To Talk to an NALTC representative call: 931-582-4161

About NALTC

HISTORY OF NALTC

After working as a journeyman lineman for the past forty-three years, Founder/Instructor Gary Roberts recognized the desperate need for quality trained apprentice linemen. The idea for North American Lineman Training Center was really a natural progression from Gary having worked in the field throughout the years, to teaching those who would pursue a career as an apprentice lineman at NALTC. With the promise and commitment to preserving the name of excellence to a trade started many years ago, and still in great demand today, he made the decision to go forward with the North American Lineman Training Center.

NALTC occupies a total of approximately 20 acres, with a 2,400 square foot building, built in September of 2006, as the indoor training facility, and a 1,600 square foot building, built in March of 2007, which houses the main office and two classrooms. The latest addition to the training area, is a new stand-alone Lineman Classroom, which is approximately 1400 square feet. The field training yard occupies the balance of land across from the three buildings.

As North American Lineman Training Center’s student enrollment continues to grow, we look forward to expanding our facilities and hiring more instructors in order to meet this demand.

HISTORY OF THE LINEMAN

With the introduction of the telegraph in the 1840s, and the invention of the telephone in the 1870s, there came a need for men to expand the distance of communication by putting up poles and stringing wire across them. The word, “lineman”, was acquired to refer to these men. Between the 1890s and the 1930s, and the advent of electric power as a useful form of energy, this job was considered to be one of the most hazardous of occupations. Many would lose their lives due to electrocution and because there wasn’t adequate training for this job.

In the 1930s, many linemen traveled around from job to job, and became known as “boomers”. They were known as risk–takers, and hard workers, with a strong sense of pride in their work. They would often make enough money to live on for a few months and then “boom out” somewhere else on a new job. The formation of labor organizations, like the International Brotherhood of Electrical Workers, was developed to represent the workers and advocate for their safety.  Better tools, safety procedures, and safety equipment were introduced and implemented, along with the need for a “lineman apprenticeship training” program.

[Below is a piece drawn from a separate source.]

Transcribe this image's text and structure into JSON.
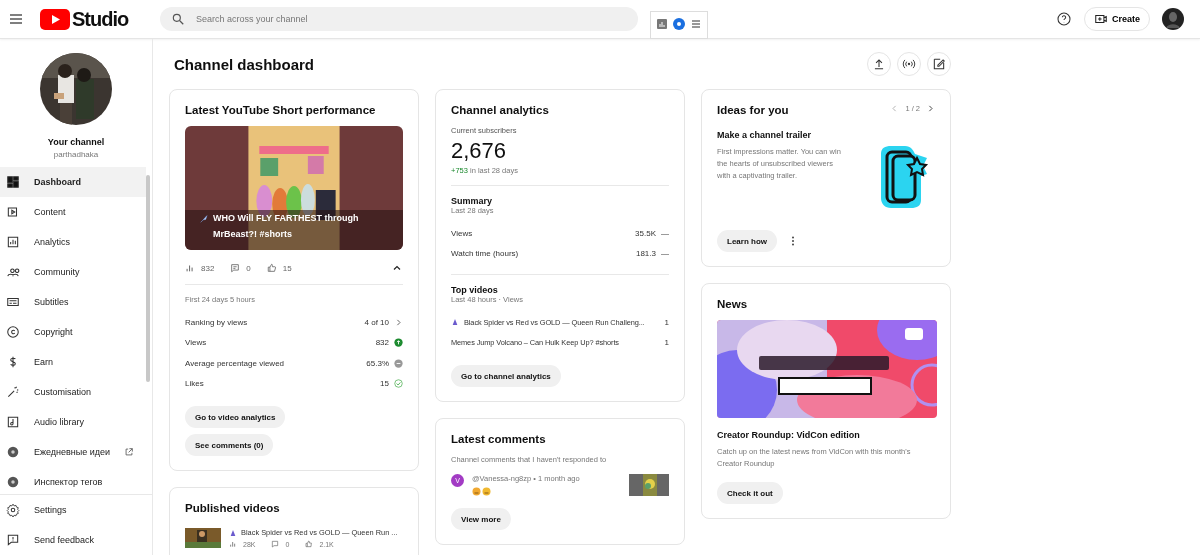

By the 1950s, not only did the lineman work on wood poles to deliver power to customers, but the “underground” was becoming a popular method of power delivery to customers as well, adding to the already complex job of a lineman. Today, the term “lineman” has evolved to include a wide array of job possibilities all over the world. Working conditions have improved to include better tools, equipment, vehicles, and training. Many rules, standards, and procedures regarding safety have been incorporated into this occupation, making it a much more safe environment to work in.

Linemen have always taken pride in their work and continue to strive to be first rate in this trade. They remain heroes to the community in times of outages, and remain dedicated to keeping the legacy of the pioneering linemen before them alive.

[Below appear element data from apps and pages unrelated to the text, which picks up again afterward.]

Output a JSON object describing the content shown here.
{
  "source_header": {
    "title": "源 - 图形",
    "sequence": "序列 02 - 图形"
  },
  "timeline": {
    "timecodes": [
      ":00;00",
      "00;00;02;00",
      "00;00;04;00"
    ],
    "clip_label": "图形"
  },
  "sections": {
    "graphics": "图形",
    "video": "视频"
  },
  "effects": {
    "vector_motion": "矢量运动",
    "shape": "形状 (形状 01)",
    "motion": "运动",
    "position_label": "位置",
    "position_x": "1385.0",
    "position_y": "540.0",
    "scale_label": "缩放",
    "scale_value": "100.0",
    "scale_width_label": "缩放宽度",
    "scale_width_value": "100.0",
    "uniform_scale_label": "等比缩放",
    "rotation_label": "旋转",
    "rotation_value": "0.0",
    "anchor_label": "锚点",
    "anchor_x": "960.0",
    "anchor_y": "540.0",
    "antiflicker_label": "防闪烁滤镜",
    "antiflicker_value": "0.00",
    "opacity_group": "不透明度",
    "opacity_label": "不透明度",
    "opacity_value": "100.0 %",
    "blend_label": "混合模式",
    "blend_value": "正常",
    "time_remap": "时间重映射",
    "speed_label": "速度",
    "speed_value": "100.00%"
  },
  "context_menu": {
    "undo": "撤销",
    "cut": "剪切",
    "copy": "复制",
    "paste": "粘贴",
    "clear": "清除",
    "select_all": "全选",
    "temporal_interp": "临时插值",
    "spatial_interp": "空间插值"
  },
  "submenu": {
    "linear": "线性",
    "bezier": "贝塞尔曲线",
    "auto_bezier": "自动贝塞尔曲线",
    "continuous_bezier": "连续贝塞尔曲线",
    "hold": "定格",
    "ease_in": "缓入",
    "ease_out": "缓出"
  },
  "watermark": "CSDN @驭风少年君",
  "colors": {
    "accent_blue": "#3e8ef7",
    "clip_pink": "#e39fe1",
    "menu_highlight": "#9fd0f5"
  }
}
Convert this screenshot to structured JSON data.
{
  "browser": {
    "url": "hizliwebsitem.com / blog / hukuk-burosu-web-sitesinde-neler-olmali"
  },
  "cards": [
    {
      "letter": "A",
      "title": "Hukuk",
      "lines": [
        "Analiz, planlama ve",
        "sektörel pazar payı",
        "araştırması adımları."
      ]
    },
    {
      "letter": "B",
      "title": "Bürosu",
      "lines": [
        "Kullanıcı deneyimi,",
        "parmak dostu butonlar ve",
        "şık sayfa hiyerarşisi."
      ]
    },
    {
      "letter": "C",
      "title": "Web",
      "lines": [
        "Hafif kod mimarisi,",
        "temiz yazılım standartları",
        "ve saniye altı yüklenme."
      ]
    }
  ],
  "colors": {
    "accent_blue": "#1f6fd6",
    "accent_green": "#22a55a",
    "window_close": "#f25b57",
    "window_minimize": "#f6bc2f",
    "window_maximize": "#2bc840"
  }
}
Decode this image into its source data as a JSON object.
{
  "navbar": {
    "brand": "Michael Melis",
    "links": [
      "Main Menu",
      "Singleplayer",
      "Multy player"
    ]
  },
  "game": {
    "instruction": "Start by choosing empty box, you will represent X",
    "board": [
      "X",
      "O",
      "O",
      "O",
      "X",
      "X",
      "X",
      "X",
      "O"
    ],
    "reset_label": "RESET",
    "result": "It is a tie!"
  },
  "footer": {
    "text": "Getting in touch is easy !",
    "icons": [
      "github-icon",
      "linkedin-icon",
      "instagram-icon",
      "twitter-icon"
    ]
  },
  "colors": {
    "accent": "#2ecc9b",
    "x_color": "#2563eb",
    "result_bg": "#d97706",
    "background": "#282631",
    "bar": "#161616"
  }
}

Area Info

North American Lineman Training Center is located in rural Tennessee, about 50 miles west of Nashville, and about 160 miles east of Memphis. The beautiful hilly terrain is lush and green in the spring and summer, changing to the beautiful autumn colors of the fall season. Tennessee is abundant in State Parks, rivers, and lakes; so if you like hunting, hiking, camping, canoeing, white-water rafting, boating, water-skiing, snow skiing, horseback riding or golfing, you have found your niche. Montgomery Bell State Park, Kentucky and Percy Priest Lakes, and the Tennessee and Harpeth Rivers are all within an hour's drive. Also, McEwen has a golf course for your convenience, or you can check out the other golf courses in the surrounding area as close as twenty minutes from town.

Being known as the ‘Home of Country Music’, Nashville is just an hour away where you can enjoy the sounds of some of the best country singers at the various venues in town including the Gaylord Entertainment Center. You can also witness stars in the making as newcomers perform at the famous Bluebird Café. Visit ‘The Grand Ole Opry’ located next to Opry Mills Shopping Center, the Country Music Hall of Fame and Museum, The Ryman Auditorium, Music Row, or the famous ‘Printer’s Alley’ for nightlife and dining. Don’t forget to visit Loretta Lynn’s Dude Ranch at Hurricane Mills. Sports fans can enjoy the games of our home teams, the Tennessee Titans football team, the Predators hockey team, or the Nashville Sounds baseball.

Over the weekend, you might want to take a trip to Memphis and visit Elvis Presley’s Graceland or the famous Beale Street, home of the Blues, just two and a half hours away. Sports fans will enjoy watching the Memphis Grizzlies, Redbirds or Riverkings sports teams in action. On another weekend you might want to drive the opposite direction to East Tennessee to Knoxville, home to the UT Vols, visit Dolly Parton’s Dollywood in Pigeon Forge or drive on in to Gatlinburg and the Great Smoky Mountains.

You will most certainly enjoy attending The North American Lineman Training Center with its peaceful rural setting and hometown flavor here in Middle Tennessee. Plan to enjoy your stay here with plenty of things to do on your days off if you choose, or you might just want to relax and enjoy the fresh air and countryside that our area has to offer you.